■ **TASK ITEM**: Set down the data again exactly. Pictures are not part of the copy.

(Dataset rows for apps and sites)
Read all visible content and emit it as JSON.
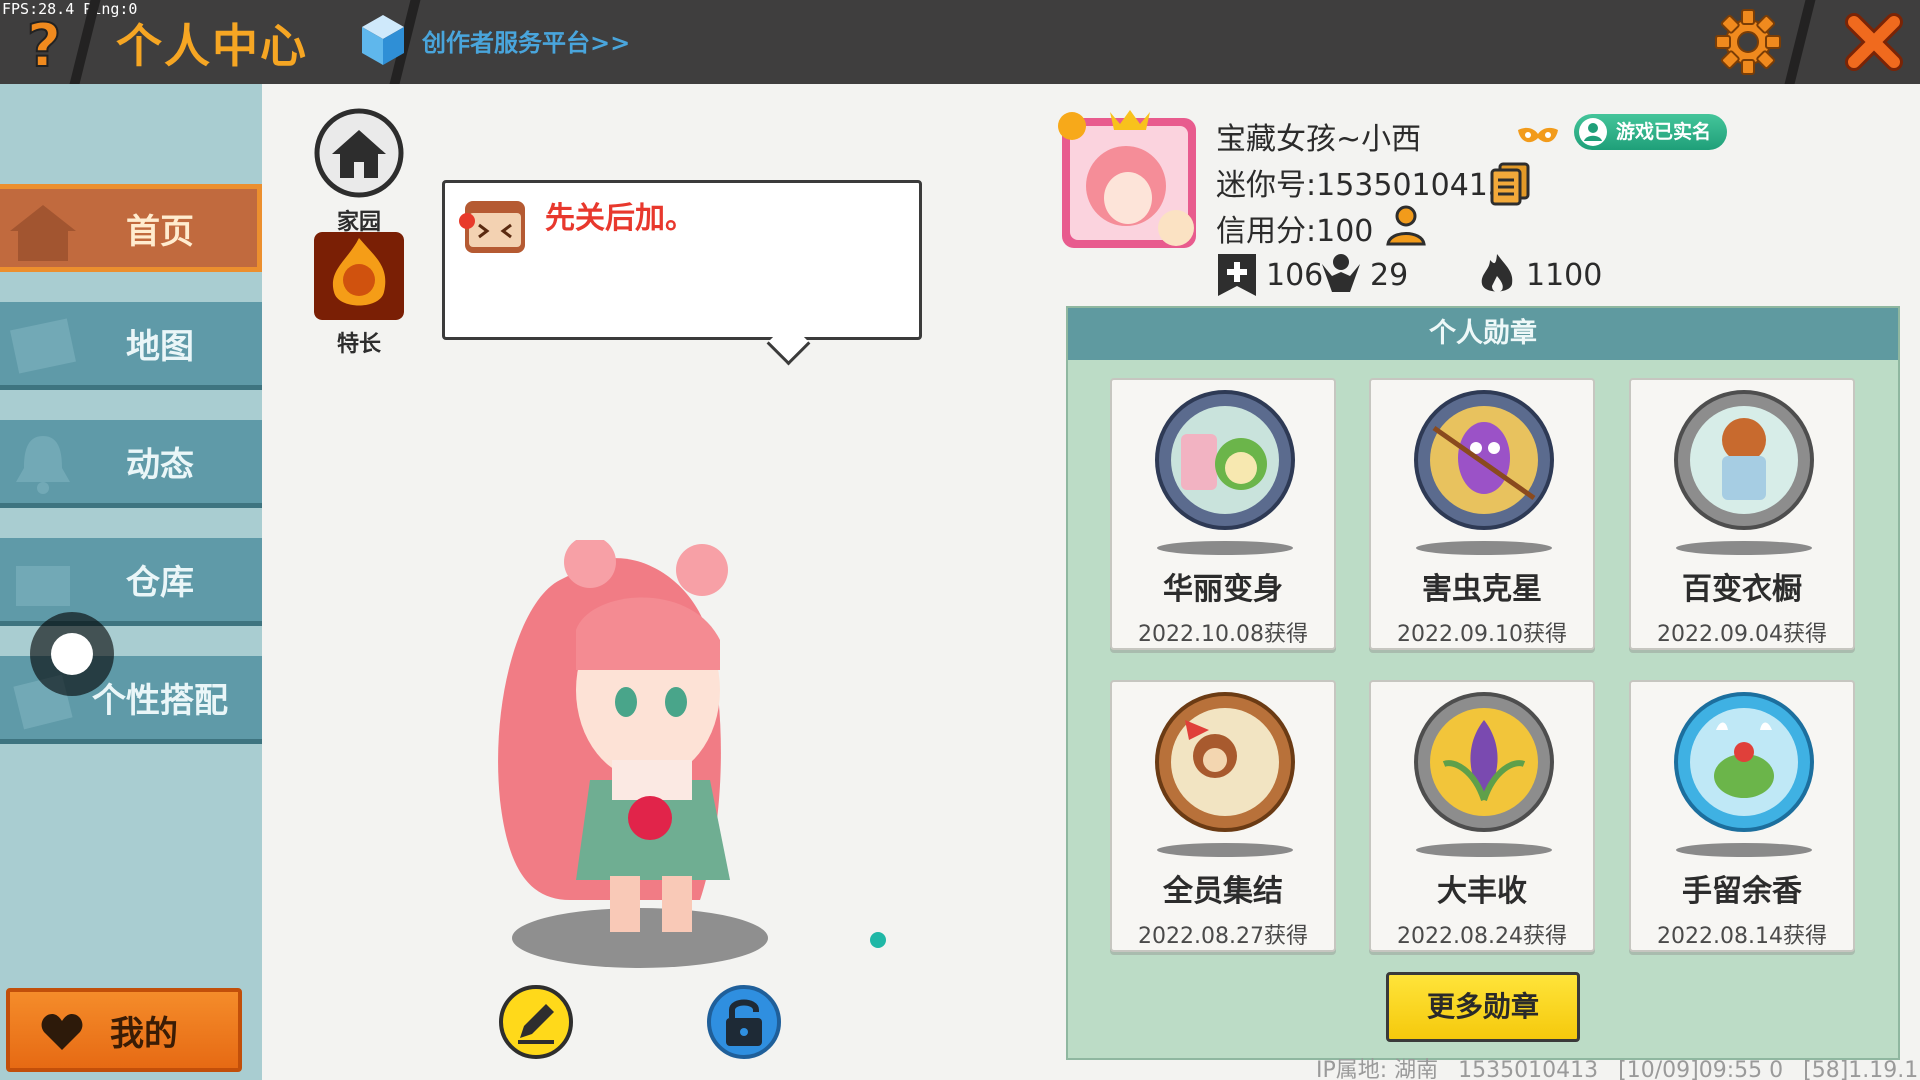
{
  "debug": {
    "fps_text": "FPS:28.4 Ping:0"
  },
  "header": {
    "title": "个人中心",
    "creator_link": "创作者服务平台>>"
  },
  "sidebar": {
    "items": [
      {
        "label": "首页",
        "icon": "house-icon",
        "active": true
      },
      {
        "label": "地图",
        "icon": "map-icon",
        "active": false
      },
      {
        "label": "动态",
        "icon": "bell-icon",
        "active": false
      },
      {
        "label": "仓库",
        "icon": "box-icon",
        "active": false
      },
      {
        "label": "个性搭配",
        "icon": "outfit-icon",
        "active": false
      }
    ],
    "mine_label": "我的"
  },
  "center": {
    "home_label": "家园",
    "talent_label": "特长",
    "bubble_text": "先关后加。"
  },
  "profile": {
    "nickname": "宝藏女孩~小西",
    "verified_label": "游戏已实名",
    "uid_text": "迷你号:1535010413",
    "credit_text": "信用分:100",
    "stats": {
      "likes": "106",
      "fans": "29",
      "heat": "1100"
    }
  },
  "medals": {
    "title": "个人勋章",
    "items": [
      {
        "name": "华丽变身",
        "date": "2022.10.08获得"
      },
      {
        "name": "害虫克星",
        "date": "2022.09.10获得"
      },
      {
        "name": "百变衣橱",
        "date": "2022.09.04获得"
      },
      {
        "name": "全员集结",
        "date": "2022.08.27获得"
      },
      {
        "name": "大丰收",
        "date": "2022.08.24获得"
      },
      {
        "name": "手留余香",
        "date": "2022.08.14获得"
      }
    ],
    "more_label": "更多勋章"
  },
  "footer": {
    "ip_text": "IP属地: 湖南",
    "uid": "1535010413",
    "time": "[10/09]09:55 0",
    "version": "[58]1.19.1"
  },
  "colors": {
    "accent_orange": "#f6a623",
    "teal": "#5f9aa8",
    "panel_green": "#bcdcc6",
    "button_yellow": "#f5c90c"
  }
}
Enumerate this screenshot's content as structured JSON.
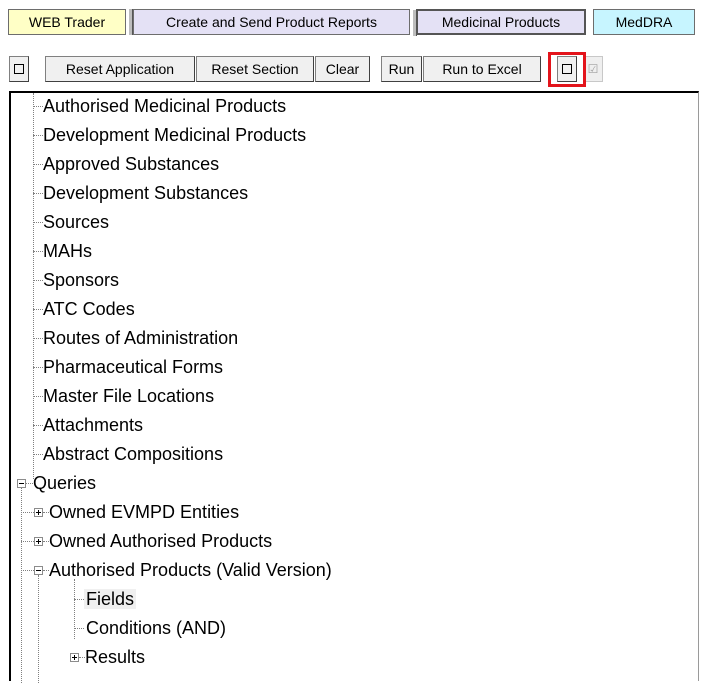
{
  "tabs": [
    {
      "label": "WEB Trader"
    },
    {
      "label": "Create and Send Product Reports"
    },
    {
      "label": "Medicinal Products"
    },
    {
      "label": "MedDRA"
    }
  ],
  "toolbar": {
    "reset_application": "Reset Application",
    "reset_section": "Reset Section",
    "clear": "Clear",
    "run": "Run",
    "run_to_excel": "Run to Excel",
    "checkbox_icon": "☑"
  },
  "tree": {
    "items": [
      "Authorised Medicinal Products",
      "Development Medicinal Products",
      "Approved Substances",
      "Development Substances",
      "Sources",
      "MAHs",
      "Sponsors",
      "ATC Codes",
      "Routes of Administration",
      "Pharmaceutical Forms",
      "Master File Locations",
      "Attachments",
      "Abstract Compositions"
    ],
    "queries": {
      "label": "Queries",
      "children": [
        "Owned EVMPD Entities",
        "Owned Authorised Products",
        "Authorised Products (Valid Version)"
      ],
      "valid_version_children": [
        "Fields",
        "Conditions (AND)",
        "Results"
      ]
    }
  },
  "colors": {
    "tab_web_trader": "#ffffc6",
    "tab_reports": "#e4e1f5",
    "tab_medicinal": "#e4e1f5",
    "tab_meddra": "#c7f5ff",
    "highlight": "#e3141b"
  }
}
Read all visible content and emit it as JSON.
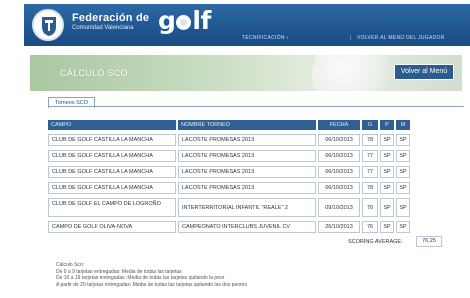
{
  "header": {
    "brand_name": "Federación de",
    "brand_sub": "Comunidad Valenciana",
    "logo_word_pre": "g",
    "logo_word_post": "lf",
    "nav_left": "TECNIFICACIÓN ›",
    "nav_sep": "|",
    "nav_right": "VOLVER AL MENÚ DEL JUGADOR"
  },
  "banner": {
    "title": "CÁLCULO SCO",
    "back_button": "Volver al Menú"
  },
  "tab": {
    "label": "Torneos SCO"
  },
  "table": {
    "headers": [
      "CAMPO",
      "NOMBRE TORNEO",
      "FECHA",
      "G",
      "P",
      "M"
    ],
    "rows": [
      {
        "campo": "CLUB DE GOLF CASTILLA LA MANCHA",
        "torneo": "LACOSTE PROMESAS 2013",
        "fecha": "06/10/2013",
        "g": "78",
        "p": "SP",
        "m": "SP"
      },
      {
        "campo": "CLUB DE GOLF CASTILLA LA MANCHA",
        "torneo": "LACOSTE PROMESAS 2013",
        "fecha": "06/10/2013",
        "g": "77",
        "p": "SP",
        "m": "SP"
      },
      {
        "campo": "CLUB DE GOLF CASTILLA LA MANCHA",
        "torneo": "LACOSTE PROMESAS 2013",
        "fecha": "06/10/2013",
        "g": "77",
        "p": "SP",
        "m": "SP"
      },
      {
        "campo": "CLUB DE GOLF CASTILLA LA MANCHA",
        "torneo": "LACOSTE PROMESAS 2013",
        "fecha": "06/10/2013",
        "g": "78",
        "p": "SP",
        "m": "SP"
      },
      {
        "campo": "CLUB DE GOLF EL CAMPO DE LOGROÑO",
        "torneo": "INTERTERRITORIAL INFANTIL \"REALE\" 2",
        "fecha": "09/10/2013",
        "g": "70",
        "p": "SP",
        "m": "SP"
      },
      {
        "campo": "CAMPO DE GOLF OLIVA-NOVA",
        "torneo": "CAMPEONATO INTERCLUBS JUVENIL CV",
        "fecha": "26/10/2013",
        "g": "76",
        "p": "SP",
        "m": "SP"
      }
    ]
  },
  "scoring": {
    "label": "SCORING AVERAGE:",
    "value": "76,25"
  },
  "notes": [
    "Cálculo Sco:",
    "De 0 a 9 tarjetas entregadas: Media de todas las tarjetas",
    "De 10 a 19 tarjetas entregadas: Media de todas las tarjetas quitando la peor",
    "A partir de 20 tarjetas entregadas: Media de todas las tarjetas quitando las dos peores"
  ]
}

■ **RESPONSE AREA**:
Read all visible content and emit it as JSON.
{
  "debug": {
    "fps_text": "FPS:28.4 Ping:0"
  },
  "header": {
    "title": "个人中心",
    "creator_link": "创作者服务平台>>"
  },
  "sidebar": {
    "items": [
      {
        "label": "首页",
        "icon": "house-icon",
        "active": true
      },
      {
        "label": "地图",
        "icon": "map-icon",
        "active": false
      },
      {
        "label": "动态",
        "icon": "bell-icon",
        "active": false
      },
      {
        "label": "仓库",
        "icon": "box-icon",
        "active": false
      },
      {
        "label": "个性搭配",
        "icon": "outfit-icon",
        "active": false
      }
    ],
    "mine_label": "我的"
  },
  "center": {
    "home_label": "家园",
    "talent_label": "特长",
    "bubble_text": "先关后加。"
  },
  "profile": {
    "nickname": "宝藏女孩~小西",
    "verified_label": "游戏已实名",
    "uid_text": "迷你号:1535010413",
    "credit_text": "信用分:100",
    "stats": {
      "likes": "106",
      "fans": "29",
      "heat": "1100"
    }
  },
  "medals": {
    "title": "个人勋章",
    "items": [
      {
        "name": "华丽变身",
        "date": "2022.10.08获得"
      },
      {
        "name": "害虫克星",
        "date": "2022.09.10获得"
      },
      {
        "name": "百变衣橱",
        "date": "2022.09.04获得"
      },
      {
        "name": "全员集结",
        "date": "2022.08.27获得"
      },
      {
        "name": "大丰收",
        "date": "2022.08.24获得"
      },
      {
        "name": "手留余香",
        "date": "2022.08.14获得"
      }
    ],
    "more_label": "更多勋章"
  },
  "footer": {
    "ip_text": "IP属地: 湖南",
    "uid": "1535010413",
    "time": "[10/09]09:55 0",
    "version": "[58]1.19.1"
  },
  "colors": {
    "accent_orange": "#f6a623",
    "teal": "#5f9aa8",
    "panel_green": "#bcdcc6",
    "button_yellow": "#f5c90c"
  }
}
Enumerate this screenshot's content as structured JSON.
{
  "tabs": [
    {
      "label": "WEB Trader"
    },
    {
      "label": "Create and Send Product Reports"
    },
    {
      "label": "Medicinal Products"
    },
    {
      "label": "MedDRA"
    }
  ],
  "toolbar": {
    "reset_application": "Reset Application",
    "reset_section": "Reset Section",
    "clear": "Clear",
    "run": "Run",
    "run_to_excel": "Run to Excel",
    "checkbox_icon": "☑"
  },
  "tree": {
    "items": [
      "Authorised Medicinal Products",
      "Development Medicinal Products",
      "Approved Substances",
      "Development Substances",
      "Sources",
      "MAHs",
      "Sponsors",
      "ATC Codes",
      "Routes of Administration",
      "Pharmaceutical Forms",
      "Master File Locations",
      "Attachments",
      "Abstract Compositions"
    ],
    "queries": {
      "label": "Queries",
      "children": [
        "Owned EVMPD Entities",
        "Owned Authorised Products",
        "Authorised Products (Valid Version)"
      ],
      "valid_version_children": [
        "Fields",
        "Conditions (AND)",
        "Results"
      ]
    }
  },
  "colors": {
    "tab_web_trader": "#ffffc6",
    "tab_reports": "#e4e1f5",
    "tab_medicinal": "#e4e1f5",
    "tab_meddra": "#c7f5ff",
    "highlight": "#e3141b"
  }
}
Read all visible content and emit it as JSON.
{
  "header": {
    "brand_name": "Federación de",
    "brand_sub": "Comunidad Valenciana",
    "logo_word_pre": "g",
    "logo_word_post": "lf",
    "nav_left": "TECNIFICACIÓN ›",
    "nav_sep": "|",
    "nav_right": "VOLVER AL MENÚ DEL JUGADOR"
  },
  "banner": {
    "title": "CÁLCULO SCO",
    "back_button": "Volver al Menú"
  },
  "tab": {
    "label": "Torneos SCO"
  },
  "table": {
    "headers": [
      "CAMPO",
      "NOMBRE TORNEO",
      "FECHA",
      "G",
      "P",
      "M"
    ],
    "rows": [
      {
        "campo": "CLUB DE GOLF CASTILLA LA MANCHA",
        "torneo": "LACOSTE PROMESAS 2013",
        "fecha": "06/10/2013",
        "g": "78",
        "p": "SP",
        "m": "SP"
      },
      {
        "campo": "CLUB DE GOLF CASTILLA LA MANCHA",
        "torneo": "LACOSTE PROMESAS 2013",
        "fecha": "06/10/2013",
        "g": "77",
        "p": "SP",
        "m": "SP"
      },
      {
        "campo": "CLUB DE GOLF CASTILLA LA MANCHA",
        "torneo": "LACOSTE PROMESAS 2013",
        "fecha": "06/10/2013",
        "g": "77",
        "p": "SP",
        "m": "SP"
      },
      {
        "campo": "CLUB DE GOLF CASTILLA LA MANCHA",
        "torneo": "LACOSTE PROMESAS 2013",
        "fecha": "06/10/2013",
        "g": "78",
        "p": "SP",
        "m": "SP"
      },
      {
        "campo": "CLUB DE GOLF EL CAMPO DE LOGROÑO",
        "torneo": "INTERTERRITORIAL INFANTIL \"REALE\" 2",
        "fecha": "09/10/2013",
        "g": "70",
        "p": "SP",
        "m": "SP"
      },
      {
        "campo": "CAMPO DE GOLF OLIVA-NOVA",
        "torneo": "CAMPEONATO INTERCLUBS JUVENIL CV",
        "fecha": "26/10/2013",
        "g": "76",
        "p": "SP",
        "m": "SP"
      }
    ]
  },
  "scoring": {
    "label": "SCORING AVERAGE:",
    "value": "76,25"
  },
  "notes": [
    "Cálculo Sco:",
    "De 0 a 9 tarjetas entregadas: Media de todas las tarjetas",
    "De 10 a 19 tarjetas entregadas: Media de todas las tarjetas quitando la peor",
    "A partir de 20 tarjetas entregadas: Media de todas las tarjetas quitando las dos peores"
  ]
}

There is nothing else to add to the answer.